**Entries shown**
Content starts
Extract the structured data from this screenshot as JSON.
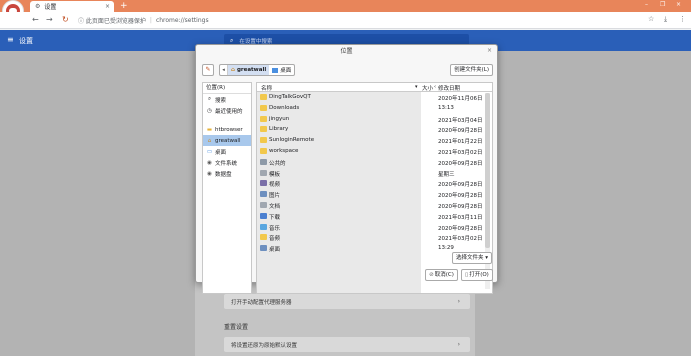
{
  "browser": {
    "tab_title": "设置",
    "tab_icon": "gear-icon",
    "new_tab": "+",
    "close_tab": "×",
    "window_controls": [
      "–",
      "❐",
      "×"
    ],
    "secure_label": "ⓘ 此页面已受浏览器保护",
    "secure_text": "ⓘ 此页面已受浏览器保护",
    "url": "chrome://settings",
    "url_sep": "|"
  },
  "settings": {
    "menu_icon": "≡",
    "title": "设置",
    "search_icon": "⌕",
    "search_placeholder": "在设置中搜索",
    "rows": [
      {
        "label": "打开手动配置代理服务器",
        "chevron": "›"
      },
      {
        "label": "将设置还原为原始默认设置",
        "chevron": "›"
      }
    ],
    "section_reset": "重置设置"
  },
  "dialog": {
    "title": "位置",
    "close": "×",
    "edit_icon": "✎",
    "back_arrow": "◂",
    "crumbs": [
      {
        "label": "greatwall",
        "icon": "home-icon"
      },
      {
        "label": "桌面",
        "icon": "desktop-icon"
      }
    ],
    "mkdir": "创建文件夹(L)",
    "places_header": "位置(R)",
    "places": [
      {
        "label": "搜索",
        "icon": "⌕"
      },
      {
        "label": "最近使用的",
        "icon": "◷"
      },
      {
        "label": "htbrowser",
        "icon": "▬"
      },
      {
        "label": "greatwall",
        "icon": "⌂"
      },
      {
        "label": "桌面",
        "icon": "▭"
      },
      {
        "label": "文件系统",
        "icon": "◉"
      },
      {
        "label": "数据盘",
        "icon": "◉"
      }
    ],
    "columns": {
      "name": "名称",
      "size": "大小",
      "modified": "修改日期"
    },
    "files": [
      {
        "name": "DingTalkGovQT",
        "date": "2020年11月06日",
        "kind": "folder"
      },
      {
        "name": "Downloads",
        "date": "13:13",
        "kind": "folder"
      },
      {
        "name": "jingyun",
        "date": "2021年03月04日",
        "kind": "folder"
      },
      {
        "name": "Library",
        "date": "2020年09月28日",
        "kind": "folder"
      },
      {
        "name": "SunloginRemote",
        "date": "2021年01月22日",
        "kind": "folder"
      },
      {
        "name": "workspace",
        "date": "2021年03月02日",
        "kind": "folder"
      },
      {
        "name": "公共的",
        "date": "2020年09月28日",
        "kind": "pub"
      },
      {
        "name": "模板",
        "date": "星期三",
        "kind": "doc"
      },
      {
        "name": "视频",
        "date": "2020年09月28日",
        "kind": "video"
      },
      {
        "name": "图片",
        "date": "2020年09月28日",
        "kind": "sys"
      },
      {
        "name": "文档",
        "date": "2020年09月28日",
        "kind": "doc"
      },
      {
        "name": "下载",
        "date": "2021年03月11日",
        "kind": "down"
      },
      {
        "name": "音乐",
        "date": "2020年09月28日",
        "kind": "music"
      },
      {
        "name": "音频",
        "date": "2021年03月02日",
        "kind": "folder"
      },
      {
        "name": "桌面",
        "date": "13:29",
        "kind": "sys"
      }
    ],
    "filetype": "选择文件夹 ▾",
    "cancel": "取消(C)",
    "cancel_icon": "⊘",
    "open": "打开(O)",
    "open_icon": "▯"
  }
}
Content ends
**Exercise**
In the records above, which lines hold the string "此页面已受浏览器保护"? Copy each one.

**Answer box**
    "secure_label": "ⓘ 此页面已受浏览器保护",
    "secure_text": "ⓘ 此页面已受浏览器保护",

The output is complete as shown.